**Excerpted data**
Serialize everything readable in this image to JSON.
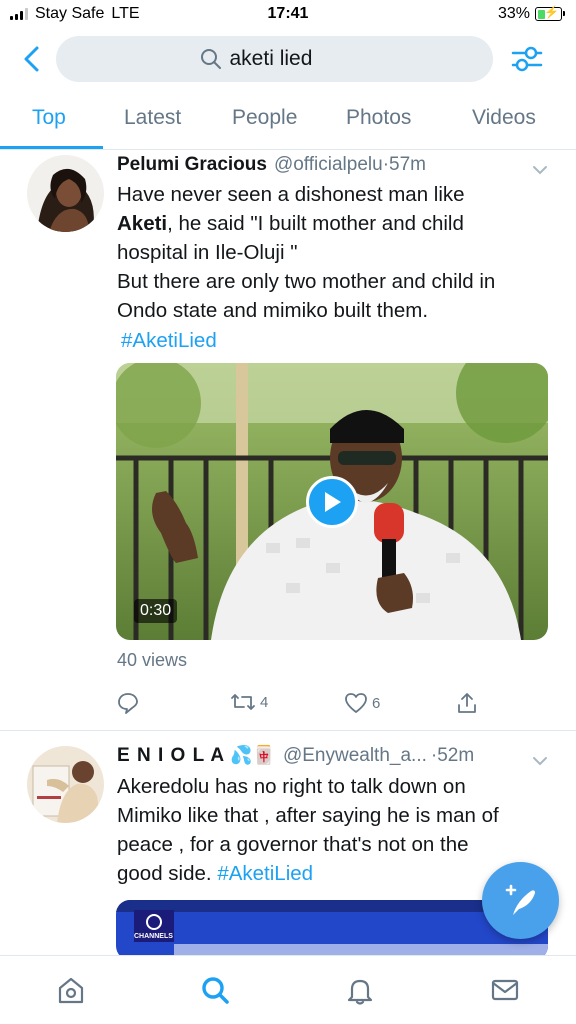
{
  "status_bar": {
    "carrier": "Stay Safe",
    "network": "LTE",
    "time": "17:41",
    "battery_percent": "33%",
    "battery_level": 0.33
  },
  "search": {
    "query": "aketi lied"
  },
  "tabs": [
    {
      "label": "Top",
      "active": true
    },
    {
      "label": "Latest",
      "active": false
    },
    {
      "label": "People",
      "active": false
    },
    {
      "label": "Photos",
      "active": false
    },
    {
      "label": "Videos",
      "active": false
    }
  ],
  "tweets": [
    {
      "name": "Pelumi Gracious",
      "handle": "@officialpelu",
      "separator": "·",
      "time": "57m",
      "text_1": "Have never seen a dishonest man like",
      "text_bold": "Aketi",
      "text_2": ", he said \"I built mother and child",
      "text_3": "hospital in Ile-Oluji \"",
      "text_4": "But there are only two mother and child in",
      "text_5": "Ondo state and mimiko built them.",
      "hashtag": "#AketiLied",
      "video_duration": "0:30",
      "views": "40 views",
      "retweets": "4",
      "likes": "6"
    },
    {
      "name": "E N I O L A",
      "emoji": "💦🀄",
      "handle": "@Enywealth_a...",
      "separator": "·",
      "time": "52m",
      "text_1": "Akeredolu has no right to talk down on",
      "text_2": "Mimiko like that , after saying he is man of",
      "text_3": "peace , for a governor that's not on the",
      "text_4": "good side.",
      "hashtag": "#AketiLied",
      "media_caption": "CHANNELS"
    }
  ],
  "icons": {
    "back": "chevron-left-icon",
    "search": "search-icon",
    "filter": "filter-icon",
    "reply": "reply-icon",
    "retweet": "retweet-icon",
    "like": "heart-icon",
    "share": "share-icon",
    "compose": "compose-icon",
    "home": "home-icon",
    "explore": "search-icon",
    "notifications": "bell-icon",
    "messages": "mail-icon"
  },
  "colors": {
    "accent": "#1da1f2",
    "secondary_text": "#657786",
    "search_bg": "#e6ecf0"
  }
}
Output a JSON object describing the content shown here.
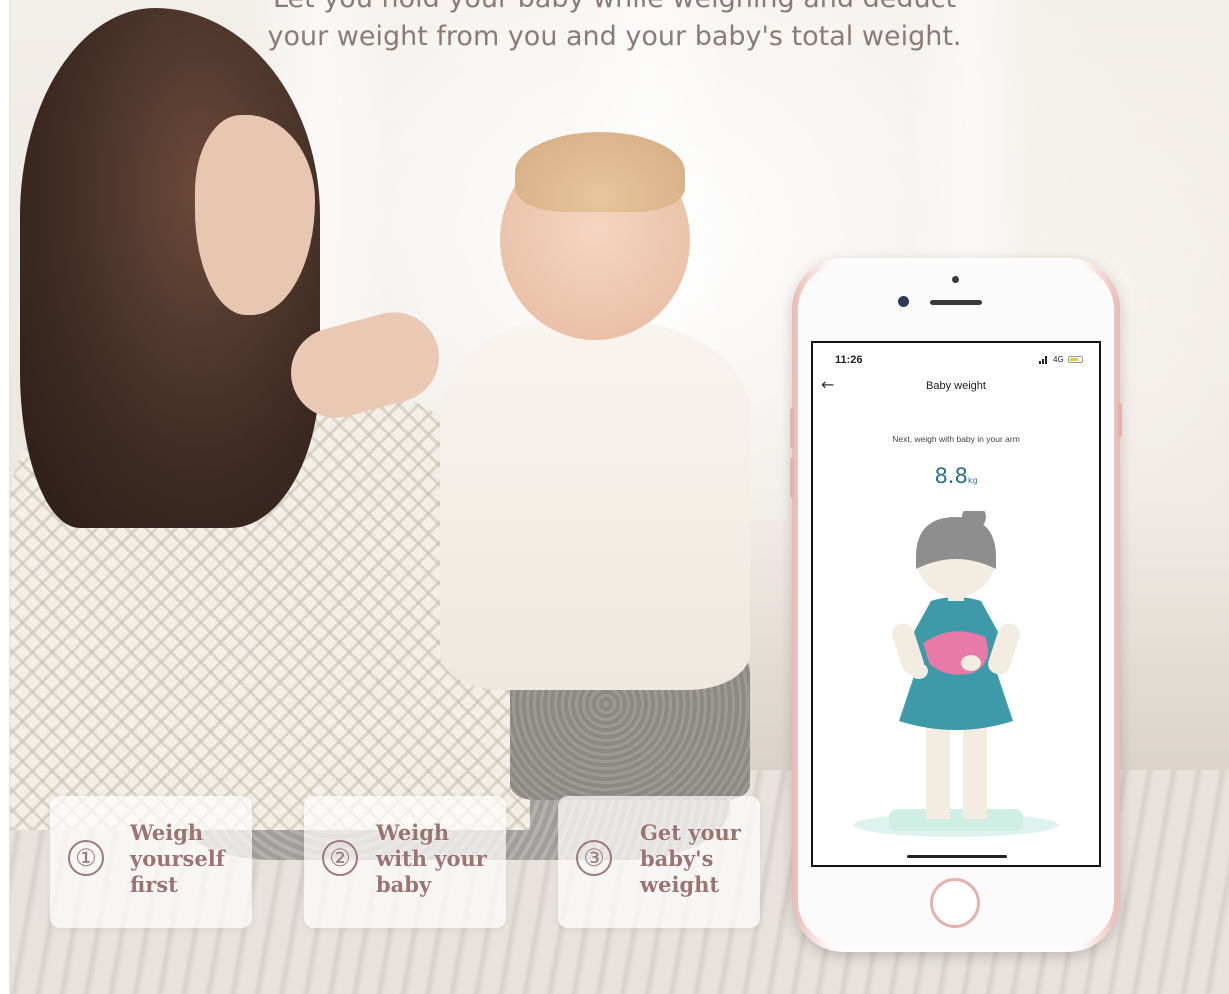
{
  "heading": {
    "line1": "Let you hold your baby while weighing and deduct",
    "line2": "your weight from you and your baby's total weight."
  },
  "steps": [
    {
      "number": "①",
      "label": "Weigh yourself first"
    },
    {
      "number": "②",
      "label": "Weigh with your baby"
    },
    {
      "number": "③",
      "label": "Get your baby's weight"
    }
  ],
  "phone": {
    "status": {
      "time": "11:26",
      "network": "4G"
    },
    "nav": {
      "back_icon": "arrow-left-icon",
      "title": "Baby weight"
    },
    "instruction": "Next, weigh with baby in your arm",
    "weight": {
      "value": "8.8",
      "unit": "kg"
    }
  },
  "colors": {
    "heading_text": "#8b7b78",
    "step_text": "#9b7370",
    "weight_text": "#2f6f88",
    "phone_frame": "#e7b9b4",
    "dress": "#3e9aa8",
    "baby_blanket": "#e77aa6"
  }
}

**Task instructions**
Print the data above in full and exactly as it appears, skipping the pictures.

**Expected answer**
Serialize everything readable in this image to JSON.
{
  "status_bar": {
    "carrier": "Stay Safe",
    "network": "LTE",
    "time": "17:41",
    "battery_percent": "33%",
    "battery_level": 0.33
  },
  "search": {
    "query": "aketi lied"
  },
  "tabs": [
    {
      "label": "Top",
      "active": true
    },
    {
      "label": "Latest",
      "active": false
    },
    {
      "label": "People",
      "active": false
    },
    {
      "label": "Photos",
      "active": false
    },
    {
      "label": "Videos",
      "active": false
    }
  ],
  "tweets": [
    {
      "name": "Pelumi Gracious",
      "handle": "@officialpelu",
      "separator": "·",
      "time": "57m",
      "text_1": "Have never seen a dishonest man like",
      "text_bold": "Aketi",
      "text_2": ", he said \"I built mother and child",
      "text_3": "hospital in Ile-Oluji \"",
      "text_4": "But there are only two mother and child in",
      "text_5": "Ondo state and mimiko built them.",
      "hashtag": "#AketiLied",
      "video_duration": "0:30",
      "views": "40 views",
      "retweets": "4",
      "likes": "6"
    },
    {
      "name": "E N I O L A",
      "emoji": "💦🀄",
      "handle": "@Enywealth_a...",
      "separator": "·",
      "time": "52m",
      "text_1": "Akeredolu has no right to talk down on",
      "text_2": "Mimiko like that , after saying he is man of",
      "text_3": "peace , for a governor that's not on the",
      "text_4": "good side.",
      "hashtag": "#AketiLied",
      "media_caption": "CHANNELS"
    }
  ],
  "icons": {
    "back": "chevron-left-icon",
    "search": "search-icon",
    "filter": "filter-icon",
    "reply": "reply-icon",
    "retweet": "retweet-icon",
    "like": "heart-icon",
    "share": "share-icon",
    "compose": "compose-icon",
    "home": "home-icon",
    "explore": "search-icon",
    "notifications": "bell-icon",
    "messages": "mail-icon"
  },
  "colors": {
    "accent": "#1da1f2",
    "secondary_text": "#657786",
    "search_bg": "#e6ecf0"
  }
}
Output a JSON object describing the content shown here.
{
  "heading": {
    "line1": "Let you hold your baby while weighing and deduct",
    "line2": "your weight from you and your baby's total weight."
  },
  "steps": [
    {
      "number": "①",
      "label": "Weigh yourself first"
    },
    {
      "number": "②",
      "label": "Weigh with your baby"
    },
    {
      "number": "③",
      "label": "Get your baby's weight"
    }
  ],
  "phone": {
    "status": {
      "time": "11:26",
      "network": "4G"
    },
    "nav": {
      "back_icon": "arrow-left-icon",
      "title": "Baby weight"
    },
    "instruction": "Next, weigh with baby in your arm",
    "weight": {
      "value": "8.8",
      "unit": "kg"
    }
  },
  "colors": {
    "heading_text": "#8b7b78",
    "step_text": "#9b7370",
    "weight_text": "#2f6f88",
    "phone_frame": "#e7b9b4",
    "dress": "#3e9aa8",
    "baby_blanket": "#e77aa6"
  }
}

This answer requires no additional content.